Sunday, November 28, 2010

Creating a Castle from Content Building Blocks

There are so many decisions that need to be made when creating content. To make that process efficient and effective, you need a system. Here's one of the easiest tricks I've found for wrestling messy content into shape: Think about all of the content-development decisions as building blocks. If you wanted to create a castle out of building blocks, you'd choose different blocks than if you wanted to build a truck. And if you wanted to build a bridge, you'd put the blocks together in a different way again. And so it is with content.

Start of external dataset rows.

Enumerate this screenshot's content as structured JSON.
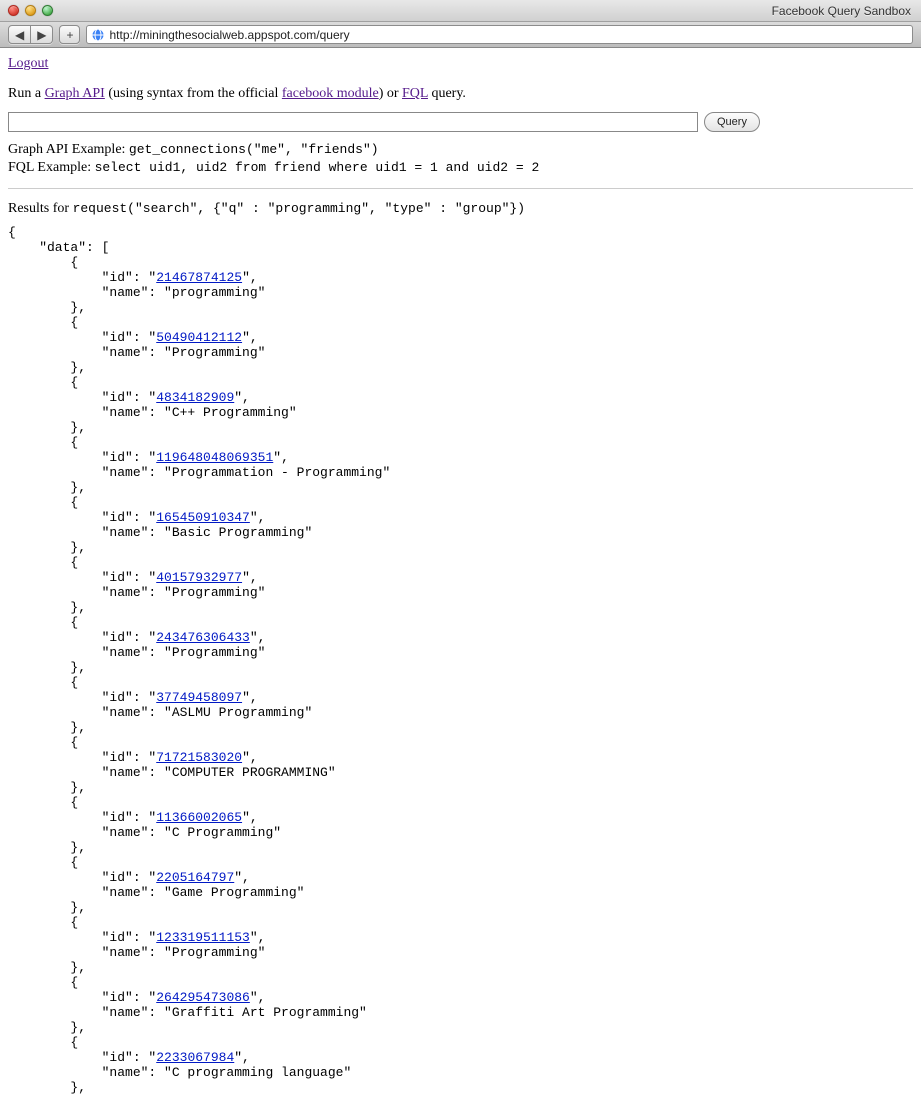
{
  "window": {
    "title": "Facebook Query Sandbox"
  },
  "toolbar": {
    "back": "◀",
    "forward": "▶",
    "add": "+",
    "url": "http://miningthesocialweb.appspot.com/query"
  },
  "page": {
    "logout": "Logout",
    "intro_prefix": "Run a ",
    "graph_api_link": "Graph API",
    "intro_mid1": " (using syntax from the official ",
    "fb_module_link": "facebook module",
    "intro_mid2": ") or ",
    "fql_link": "FQL",
    "intro_suffix": " query.",
    "query_button": "Query",
    "graph_example_label": "Graph API Example: ",
    "graph_example_code": "get_connections(\"me\", \"friends\")",
    "fql_example_label": "FQL Example: ",
    "fql_example_code": "select uid1, uid2 from friend where uid1 = 1 and uid2 = 2",
    "results_label": "Results for ",
    "results_code": "request(\"search\", {\"q\" : \"programming\", \"type\" : \"group\"})"
  },
  "results": {
    "data": [
      {
        "id": "21467874125",
        "name": "programming"
      },
      {
        "id": "50490412112",
        "name": "Programming"
      },
      {
        "id": "4834182909",
        "name": "C++ Programming"
      },
      {
        "id": "119648048069351",
        "name": "Programmation - Programming"
      },
      {
        "id": "165450910347",
        "name": "Basic Programming"
      },
      {
        "id": "40157932977",
        "name": "Programming"
      },
      {
        "id": "243476306433",
        "name": "Programming"
      },
      {
        "id": "37749458097",
        "name": "ASLMU Programming"
      },
      {
        "id": "71721583020",
        "name": "COMPUTER PROGRAMMING"
      },
      {
        "id": "11366002065",
        "name": "C Programming"
      },
      {
        "id": "2205164797",
        "name": "Game Programming"
      },
      {
        "id": "123319511153",
        "name": "Programming"
      },
      {
        "id": "264295473086",
        "name": "Graffiti Art Programming"
      },
      {
        "id": "2233067984",
        "name": "C programming language"
      }
    ]
  }
}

You can pick and choose different elements (or building blocks) to use to create different effects, and to engage different audiences.

Trying to consider all of these elements whenever you create a new piece of content may seem daunting, but it really isn't. Your resources will dictate some choices, your audience some others. As you get used to making content decisions in this way, it builds a repeatable system that's efficient, and results in content that has both variety and consistency. The variety will keep your customers engaged and extend your reach, while the consistency will create a predictability which your customers will appreciate and learn to recognize. This reinforces your brand. You'll see patterns develop, and you'll learn that certain building blocks go together well and get good responses from your customer, and that other ones just don't.

Every company has different content requirements, but here are some of the building blocks that I typically think about. This is just a list. It's certainly not the list. Use it as a basis to brainstorm which building blocks are relevant within your organization and for your customers.

Content Goals
Stick to one primary goal for each piece of content. For example, the primary purpose of your content may be to:
  • Engage
  • Inform
  • Educate
  • Advise 
  • Persuade 
  • Inspire
Content Types
For instance, is your content essentially:
  • An opinion
  • An analysis
  • A description
  • An overview
  • A how-to
  • News
  • A story
  • Tips & tricks
  • Wayfinding
Content Source
Where does, or should, the content come from?
  • A dedicated content team
  • Marketing
  • Key contributors within your company
  • Your executives
  • Your subject matter experts
  • Your staff
  • Your customers
  • The public
Content Voice
The voice of your content should be distinct and recognizable. Even an overall corporate voice is made up of a tapestry of individual voices. So, is a specific piece of content best served by the voice of:
  • A specific individual
  • The "company" voice, and if so does the tone vary based on purpose or different customer segments?
  • Your customers
  • The public
Content Topics
These are completely driven by your business, but you'll likely have different topics that you frequently speak about relating to your areas of expertise, your customers needs and motivations, and your community actions or involvement.
Content Format
This is all about how you're communicating your content. For instance, as a:
  • Blog
  • Video
  • Webinar
  • Article
  • Image
  • Diagram
  • Interactive tool
  • Checklist
  • Interview
  • Call-to-action
  • Presentation
  • Newsletter
Content Placement
Where is this content best published and presented? It could be:

  • On your website. If so, where on your website?
  • Your blog
  • On YouTube, Facebook, or other social networking platform
  • External to your company
Content Promotion
What's the best way or ways to promote your content? Through:

  • Twitter
  • Facebook
  • Website links
  • Presentations
If this list seems overwhelming, then trim it down. Just try to think about the key decisions that are part of your content development process, and then create building blocks that you can keep coming back to. That way, you learn how to build a castle, or a truck, or a bridge, whenever you want to and your customers won't have to look at the pile of content on your site and wonder what the heck it's supposed to be.


  1. This is a very useful intro to the building blocks of content. Thanks for posting it.

  2. This phrase suggests a metaphorical journey of constructing something impressive or substantial (symbolized by a "castle") from the foundation of content. Why Crashing Game It may imply the process of developing a robust and substantial body of work, possibly in the context of writing, creativity, or content creation.